So I love food, and recipes, and I love writing. Why not write a recipe? Well, I’m fairly certain that any recipe I write would lead to inedible food. But what about a recipe for something that I actually have experience in? And if it’s a recipe, apparently nowadays it needs to be a blog. So I thought that this would be a perfect opportunity to see if I can become more blogophilic.
Here’s my little bloggy recipe for a flipped classroom. Flipping is a technique where we get students to complete some preparatory theory work at home before coming to class. This is the sort of stuff that’s usually delivered in a lecture, and can be kind of non-exciting. They also have to answer some 'pre-class questions' to keep them on track and accountable.
The ‘lecture’ then turns into a range of interactive exercises for the students. It’s a fun way to teach and really gets the students to engage. There is a bunch of learning benefits also, but that’s for another day.
One of the best things about flipping is that you can ditch the 1,000 slide powerpoint lecture in favour of small ‘snippets’.
If you’re not into lots of chatter and high levels of noise in your class, then this technique is not for you. Maybe you should be a librarian :) I loved having all the students talking and being active participants. They enjoyed it too.
Class time: 1-2 hrs
Total time: 1-2 hrs ++
Serves: 1 flipped class
• 1 traditional powerpoint (or similar) lecture
• Willingness to experiment
• Access to technology (optional, and preferable)
Mise en place
1. Turn off email and set phone off the hook
2. Be prepared to sacrifice the volume of unit content for depth of understanding
3. Review all lecture slides and determine what your students need to be capable of DOING once they leave class
4. Determine the theoretical knowledge they need to have before trying to do (3). This is the stuff that requires less understanding and may simply need to be rote learned to provide a foundation

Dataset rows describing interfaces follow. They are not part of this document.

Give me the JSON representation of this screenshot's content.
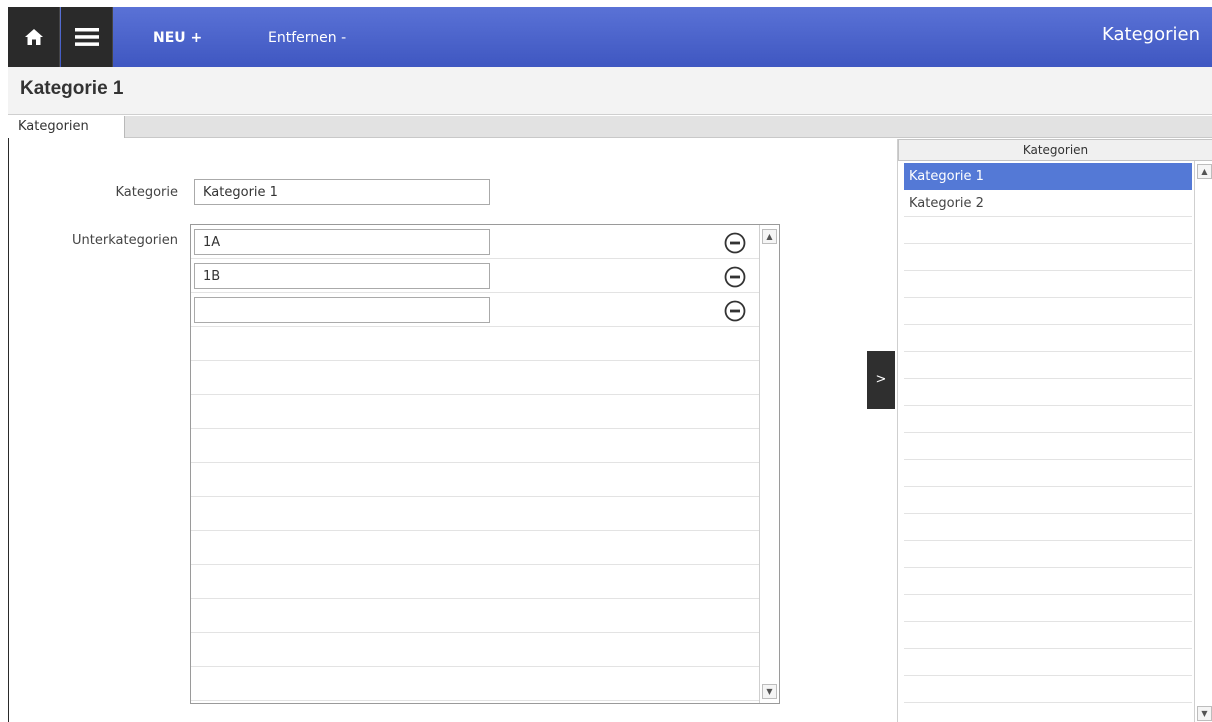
{
  "header": {
    "home_icon": "home-icon",
    "menu_icon": "hamburger-menu-icon",
    "new_label": "NEU +",
    "remove_label": "Entfernen -",
    "title": "Kategorien",
    "accent_color": "#4a63cc"
  },
  "page": {
    "title": "Kategorie 1"
  },
  "tabs": [
    {
      "label": "Kategorien",
      "active": true
    }
  ],
  "form": {
    "kategorie_label": "Kategorie",
    "kategorie_value": "Kategorie 1",
    "unterkategorien_label": "Unterkategorien",
    "unterkategorien": [
      {
        "value": "1A",
        "remove_icon": "minus-circle-icon"
      },
      {
        "value": "1B",
        "remove_icon": "minus-circle-icon"
      },
      {
        "value": "",
        "remove_icon": "minus-circle-icon"
      }
    ]
  },
  "toggle": {
    "label": ">"
  },
  "right_panel": {
    "header": "Kategorien",
    "items": [
      {
        "label": "Kategorie 1",
        "selected": true
      },
      {
        "label": "Kategorie 2",
        "selected": false
      }
    ],
    "selected_color": "#5479d6"
  },
  "scroll": {
    "up": "▲",
    "down": "▼"
  }
}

5. Remove (4) from your lecture and find a relevant reading, video, or activity for the students to do before coming to class – this is your ‘pre-class activity’
6. Devise a method of accountability for the pre-class activity, e.g. filling in answers in a google-docs survey
7. Create an activity / activities to address (3) – this is your ‘in-class activity’. Test and adjust the timings required to complete
8. Create a list for students to highlight what they need to know vs. what they need to do
9. Delete irrelevant powerpoint slides. Note that I like to keep some or create some new ones to help explain the activity
10. Develop your class choreography, including listing of materials required
11. Release your pre-class activity to your class with adequate time for completion
1. Arrive ten minutes before class
2. Check submissions for the pre-class activity to note any areas of mis-understanding to address at the beginning of class
3. Arrange class materials as required
4. Greet students as they arrive
5. Work through your choregraphy using interaction to ‘connect, correct, commend’ your students
6. Note any timing or activity changes required for next time around